“Presenting Korea’s Past: Melodrama, Spectacle, and Democracy in Post-2000 Historical Films” examines the revival of the cinematic genre of sagŭk in South Korea in the 2000s. The diegesis of sagŭk film portrays premodern dynastic eras of Korea. This project analyzes the evolution of the genre by genealogically tracing its rise and fall and investigates determinants of the genre’s consequential comeback since the new millennium. Built upon film scholar Linda Williams’ exposition of “a space of innocence” and Rick Altman’s genre theory, this dissertation argues that a powerful nostalgic imagination of innocence exists within the genre and suggests that the newly articulated innocence is one of the determinants of the revival of genre. However, the specific nature of innocence and how it is delivered varies. This dissertation demonstrates that because of an intensification of globalization and resistance to late capitalism, innocence is less associated with nationhood and national identity but more associated with a universalistic and utopian way of existing within a collective community. “Presenting Korea’s Past” concludes that the genre is a site of constant struggle among the producing powers and consumers and that the spectators are the main agents of the genre’s transformation.
University of Minnesota Ph.D. dissertation. October 2020. Major: East Asian Studies. Advisor: Travis Workman. 1 computer file (PDF); vii, 203 pages.
Presenting Korea's Past: Melodrama, Spectacle, and Democracy in Post-2000 Historical Films.
Retrieved from the University of Minnesota Digital Conservancy,

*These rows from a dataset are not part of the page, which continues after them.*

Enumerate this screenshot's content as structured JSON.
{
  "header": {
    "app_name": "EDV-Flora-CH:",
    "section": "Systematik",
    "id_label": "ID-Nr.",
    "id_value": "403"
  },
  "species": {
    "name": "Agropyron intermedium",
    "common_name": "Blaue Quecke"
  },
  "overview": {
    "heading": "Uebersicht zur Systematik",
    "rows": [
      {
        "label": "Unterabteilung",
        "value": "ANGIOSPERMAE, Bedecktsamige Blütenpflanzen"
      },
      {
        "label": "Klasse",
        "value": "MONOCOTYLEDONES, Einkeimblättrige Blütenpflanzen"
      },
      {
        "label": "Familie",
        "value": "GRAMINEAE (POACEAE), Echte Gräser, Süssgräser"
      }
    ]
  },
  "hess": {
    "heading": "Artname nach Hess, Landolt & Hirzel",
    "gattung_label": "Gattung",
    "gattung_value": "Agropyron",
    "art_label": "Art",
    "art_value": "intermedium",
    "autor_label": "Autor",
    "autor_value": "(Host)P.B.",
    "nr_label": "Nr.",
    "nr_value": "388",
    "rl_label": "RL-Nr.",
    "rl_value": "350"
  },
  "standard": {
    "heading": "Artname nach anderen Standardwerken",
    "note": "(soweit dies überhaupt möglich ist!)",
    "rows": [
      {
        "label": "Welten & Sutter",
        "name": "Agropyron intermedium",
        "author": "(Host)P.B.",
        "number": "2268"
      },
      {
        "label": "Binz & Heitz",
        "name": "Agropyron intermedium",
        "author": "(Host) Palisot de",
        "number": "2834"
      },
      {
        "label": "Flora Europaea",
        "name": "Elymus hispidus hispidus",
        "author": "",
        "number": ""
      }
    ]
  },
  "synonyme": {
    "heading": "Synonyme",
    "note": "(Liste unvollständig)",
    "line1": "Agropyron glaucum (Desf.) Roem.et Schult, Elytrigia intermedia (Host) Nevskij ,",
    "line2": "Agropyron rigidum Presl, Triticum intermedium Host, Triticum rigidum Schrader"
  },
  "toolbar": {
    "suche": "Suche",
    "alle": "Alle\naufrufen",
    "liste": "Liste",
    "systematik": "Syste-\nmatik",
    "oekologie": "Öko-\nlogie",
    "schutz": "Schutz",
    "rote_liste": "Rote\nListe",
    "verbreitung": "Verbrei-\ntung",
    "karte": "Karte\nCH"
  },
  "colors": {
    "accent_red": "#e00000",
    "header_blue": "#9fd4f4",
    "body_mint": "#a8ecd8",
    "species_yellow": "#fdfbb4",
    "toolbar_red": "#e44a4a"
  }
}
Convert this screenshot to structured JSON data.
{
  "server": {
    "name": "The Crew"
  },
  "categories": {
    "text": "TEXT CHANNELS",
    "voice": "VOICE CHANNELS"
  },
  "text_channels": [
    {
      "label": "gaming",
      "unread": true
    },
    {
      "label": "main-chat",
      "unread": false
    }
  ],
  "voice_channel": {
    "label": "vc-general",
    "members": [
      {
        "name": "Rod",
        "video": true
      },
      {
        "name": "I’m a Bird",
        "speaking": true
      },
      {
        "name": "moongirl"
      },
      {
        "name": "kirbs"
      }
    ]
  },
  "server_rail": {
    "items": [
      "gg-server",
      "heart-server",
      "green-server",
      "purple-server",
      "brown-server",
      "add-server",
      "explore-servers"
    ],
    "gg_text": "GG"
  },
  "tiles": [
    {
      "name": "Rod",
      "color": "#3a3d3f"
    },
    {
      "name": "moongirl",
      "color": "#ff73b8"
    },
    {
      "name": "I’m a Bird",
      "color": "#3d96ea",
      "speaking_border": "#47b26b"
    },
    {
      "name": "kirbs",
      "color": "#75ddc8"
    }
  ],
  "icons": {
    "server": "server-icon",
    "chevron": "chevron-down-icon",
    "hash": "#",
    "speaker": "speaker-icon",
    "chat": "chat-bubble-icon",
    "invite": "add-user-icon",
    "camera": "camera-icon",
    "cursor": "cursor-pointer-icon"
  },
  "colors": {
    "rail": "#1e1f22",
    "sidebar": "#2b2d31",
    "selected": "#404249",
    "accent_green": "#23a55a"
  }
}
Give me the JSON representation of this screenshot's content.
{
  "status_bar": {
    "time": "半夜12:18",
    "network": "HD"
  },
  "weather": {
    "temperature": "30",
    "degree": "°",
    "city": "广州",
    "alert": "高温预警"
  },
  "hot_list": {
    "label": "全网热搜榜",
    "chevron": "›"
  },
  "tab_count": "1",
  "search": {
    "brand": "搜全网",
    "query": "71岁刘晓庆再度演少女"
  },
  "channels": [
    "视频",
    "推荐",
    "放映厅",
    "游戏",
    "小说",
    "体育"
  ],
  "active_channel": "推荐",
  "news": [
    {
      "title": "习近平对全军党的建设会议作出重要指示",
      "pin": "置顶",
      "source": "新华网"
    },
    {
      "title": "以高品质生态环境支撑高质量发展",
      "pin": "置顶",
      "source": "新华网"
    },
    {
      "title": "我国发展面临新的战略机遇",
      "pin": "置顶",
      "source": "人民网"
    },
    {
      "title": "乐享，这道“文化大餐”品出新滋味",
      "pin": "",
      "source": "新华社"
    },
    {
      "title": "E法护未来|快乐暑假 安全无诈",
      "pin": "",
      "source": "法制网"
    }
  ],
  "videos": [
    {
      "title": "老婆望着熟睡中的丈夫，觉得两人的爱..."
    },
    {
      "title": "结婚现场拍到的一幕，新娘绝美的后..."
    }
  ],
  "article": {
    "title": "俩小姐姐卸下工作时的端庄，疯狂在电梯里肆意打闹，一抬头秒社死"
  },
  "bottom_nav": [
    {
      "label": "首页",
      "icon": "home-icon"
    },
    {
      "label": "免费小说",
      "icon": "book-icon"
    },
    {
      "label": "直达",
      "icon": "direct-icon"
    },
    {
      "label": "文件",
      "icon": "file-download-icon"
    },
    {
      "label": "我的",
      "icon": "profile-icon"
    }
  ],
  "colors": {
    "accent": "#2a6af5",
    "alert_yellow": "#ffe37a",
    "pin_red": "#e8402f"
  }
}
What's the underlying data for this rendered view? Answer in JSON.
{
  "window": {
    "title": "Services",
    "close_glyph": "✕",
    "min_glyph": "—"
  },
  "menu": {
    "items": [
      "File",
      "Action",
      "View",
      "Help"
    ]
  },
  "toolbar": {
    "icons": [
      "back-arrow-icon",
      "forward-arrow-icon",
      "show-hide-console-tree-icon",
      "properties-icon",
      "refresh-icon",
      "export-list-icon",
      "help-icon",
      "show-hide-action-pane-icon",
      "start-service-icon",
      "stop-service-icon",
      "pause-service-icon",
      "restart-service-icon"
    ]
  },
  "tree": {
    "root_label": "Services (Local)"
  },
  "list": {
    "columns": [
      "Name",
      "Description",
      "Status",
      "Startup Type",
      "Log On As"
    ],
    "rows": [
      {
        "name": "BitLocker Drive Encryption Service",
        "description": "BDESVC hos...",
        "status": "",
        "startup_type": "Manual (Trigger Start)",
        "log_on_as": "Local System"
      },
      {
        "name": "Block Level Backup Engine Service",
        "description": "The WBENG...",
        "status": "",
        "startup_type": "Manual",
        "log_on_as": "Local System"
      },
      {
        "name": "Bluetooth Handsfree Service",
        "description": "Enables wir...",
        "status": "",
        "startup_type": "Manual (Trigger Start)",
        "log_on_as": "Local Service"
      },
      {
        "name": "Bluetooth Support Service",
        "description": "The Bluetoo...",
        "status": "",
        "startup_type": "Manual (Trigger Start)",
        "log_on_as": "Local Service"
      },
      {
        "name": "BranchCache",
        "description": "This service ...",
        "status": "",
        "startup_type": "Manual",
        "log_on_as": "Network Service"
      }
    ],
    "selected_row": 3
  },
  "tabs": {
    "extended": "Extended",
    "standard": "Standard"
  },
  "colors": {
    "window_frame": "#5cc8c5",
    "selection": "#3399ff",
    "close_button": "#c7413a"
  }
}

Content distributed via the University of Minnesota's Digital Conservancy may be subject to additional license and use restrictions applied by the depositor.